GOAL OF THE EXERCISE: Lift out all lines below that contain "name".

Records from a data collection
══════════════════════════════

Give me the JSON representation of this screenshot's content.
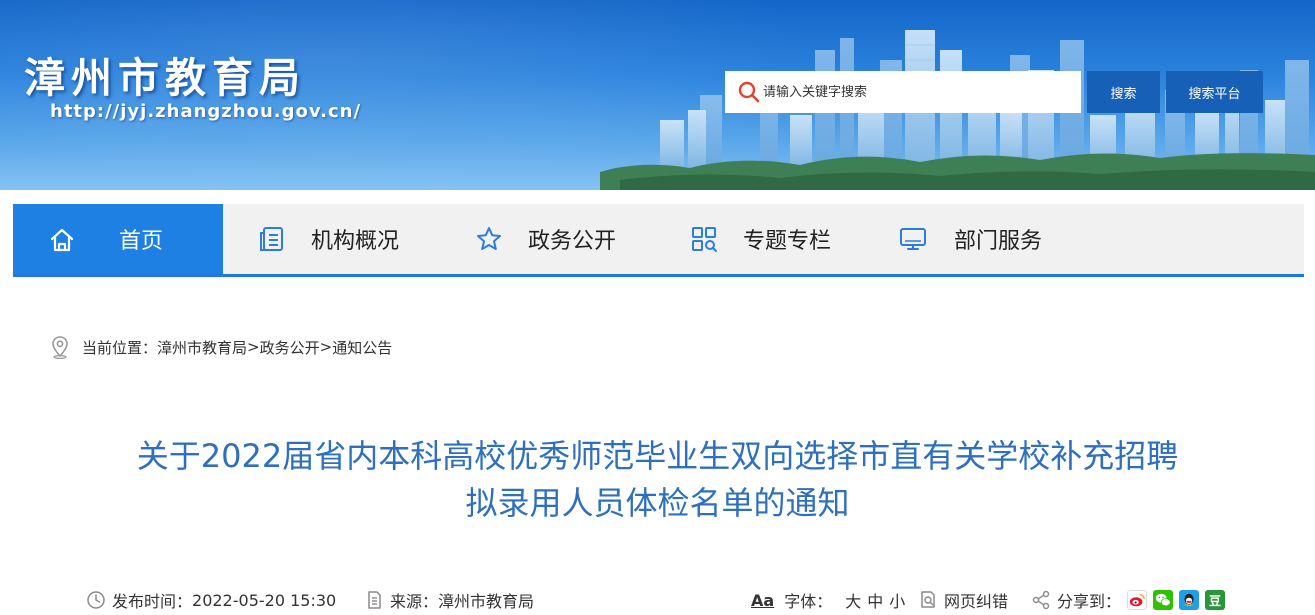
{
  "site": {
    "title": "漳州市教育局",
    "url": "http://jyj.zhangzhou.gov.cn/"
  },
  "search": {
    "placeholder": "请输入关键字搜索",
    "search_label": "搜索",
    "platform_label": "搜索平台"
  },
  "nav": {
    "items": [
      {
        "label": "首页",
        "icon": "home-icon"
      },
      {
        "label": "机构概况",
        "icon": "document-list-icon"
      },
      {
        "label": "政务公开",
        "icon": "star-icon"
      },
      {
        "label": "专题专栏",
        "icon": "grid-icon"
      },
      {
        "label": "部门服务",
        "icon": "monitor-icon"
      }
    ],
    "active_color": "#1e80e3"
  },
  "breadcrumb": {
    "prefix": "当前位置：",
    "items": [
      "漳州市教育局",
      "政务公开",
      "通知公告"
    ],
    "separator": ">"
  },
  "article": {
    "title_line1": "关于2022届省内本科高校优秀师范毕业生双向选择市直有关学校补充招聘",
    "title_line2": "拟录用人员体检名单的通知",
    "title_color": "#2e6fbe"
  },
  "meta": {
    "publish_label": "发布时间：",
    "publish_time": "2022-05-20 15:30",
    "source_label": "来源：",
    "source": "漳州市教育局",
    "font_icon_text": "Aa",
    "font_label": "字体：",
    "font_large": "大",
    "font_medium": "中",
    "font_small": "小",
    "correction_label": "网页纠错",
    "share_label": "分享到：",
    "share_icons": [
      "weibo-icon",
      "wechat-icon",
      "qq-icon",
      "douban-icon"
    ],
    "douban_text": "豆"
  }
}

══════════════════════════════

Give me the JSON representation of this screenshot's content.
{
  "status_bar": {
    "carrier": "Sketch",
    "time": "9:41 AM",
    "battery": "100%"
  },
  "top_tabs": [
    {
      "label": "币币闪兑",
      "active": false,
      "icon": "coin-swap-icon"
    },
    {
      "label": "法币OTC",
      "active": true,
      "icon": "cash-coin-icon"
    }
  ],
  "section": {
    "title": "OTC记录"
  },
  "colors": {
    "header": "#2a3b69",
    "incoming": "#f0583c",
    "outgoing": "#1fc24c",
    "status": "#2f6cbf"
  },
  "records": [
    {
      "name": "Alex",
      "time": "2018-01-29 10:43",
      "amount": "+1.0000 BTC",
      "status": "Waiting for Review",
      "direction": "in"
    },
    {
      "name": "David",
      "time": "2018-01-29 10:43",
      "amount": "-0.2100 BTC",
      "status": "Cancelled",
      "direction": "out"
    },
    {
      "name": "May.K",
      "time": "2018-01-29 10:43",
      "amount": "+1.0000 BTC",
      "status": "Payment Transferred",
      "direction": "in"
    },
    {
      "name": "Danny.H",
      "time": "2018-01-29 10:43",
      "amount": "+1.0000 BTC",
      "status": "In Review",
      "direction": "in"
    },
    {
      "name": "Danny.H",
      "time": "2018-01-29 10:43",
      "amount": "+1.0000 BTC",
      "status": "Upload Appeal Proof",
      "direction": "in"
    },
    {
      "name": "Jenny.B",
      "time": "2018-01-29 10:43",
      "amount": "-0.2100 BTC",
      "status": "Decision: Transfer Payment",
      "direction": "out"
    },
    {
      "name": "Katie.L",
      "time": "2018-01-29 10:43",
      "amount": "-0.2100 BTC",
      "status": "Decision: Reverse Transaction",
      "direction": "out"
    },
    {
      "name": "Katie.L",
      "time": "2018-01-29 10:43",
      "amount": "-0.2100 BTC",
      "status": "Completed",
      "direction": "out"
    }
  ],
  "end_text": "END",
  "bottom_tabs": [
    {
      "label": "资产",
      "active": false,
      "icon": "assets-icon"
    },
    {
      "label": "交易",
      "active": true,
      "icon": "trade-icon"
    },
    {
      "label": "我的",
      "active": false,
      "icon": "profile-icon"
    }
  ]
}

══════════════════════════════

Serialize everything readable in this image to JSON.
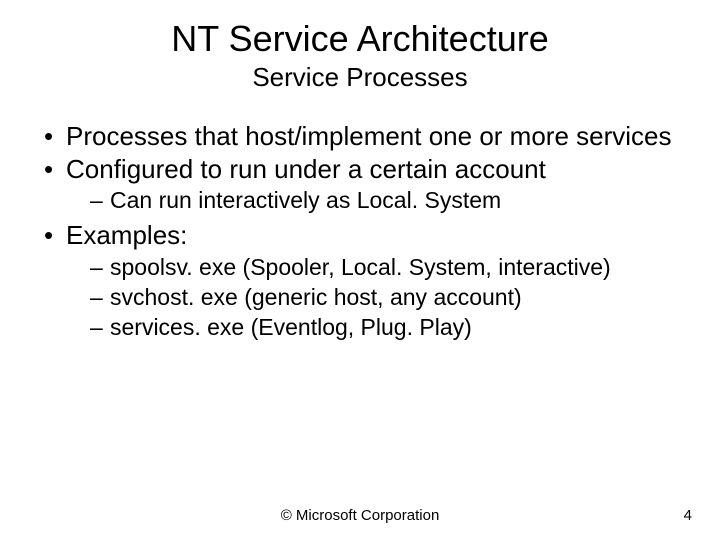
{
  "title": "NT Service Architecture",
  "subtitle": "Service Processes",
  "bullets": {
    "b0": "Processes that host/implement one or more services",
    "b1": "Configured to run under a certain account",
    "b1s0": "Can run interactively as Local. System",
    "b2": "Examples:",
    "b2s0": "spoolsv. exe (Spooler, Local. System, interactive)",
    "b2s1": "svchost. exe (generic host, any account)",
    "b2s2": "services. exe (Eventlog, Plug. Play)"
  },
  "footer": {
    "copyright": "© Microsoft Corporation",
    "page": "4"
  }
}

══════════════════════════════

OUTPUT FOR THIS EXERCISE:
      "name": "Alex",
      "name": "David",
      "name": "May.K",
      "name": "Danny.H",
      "name": "Danny.H",
      "name": "Jenny.B",
      "name": "Katie.L",
      "name": "Katie.L",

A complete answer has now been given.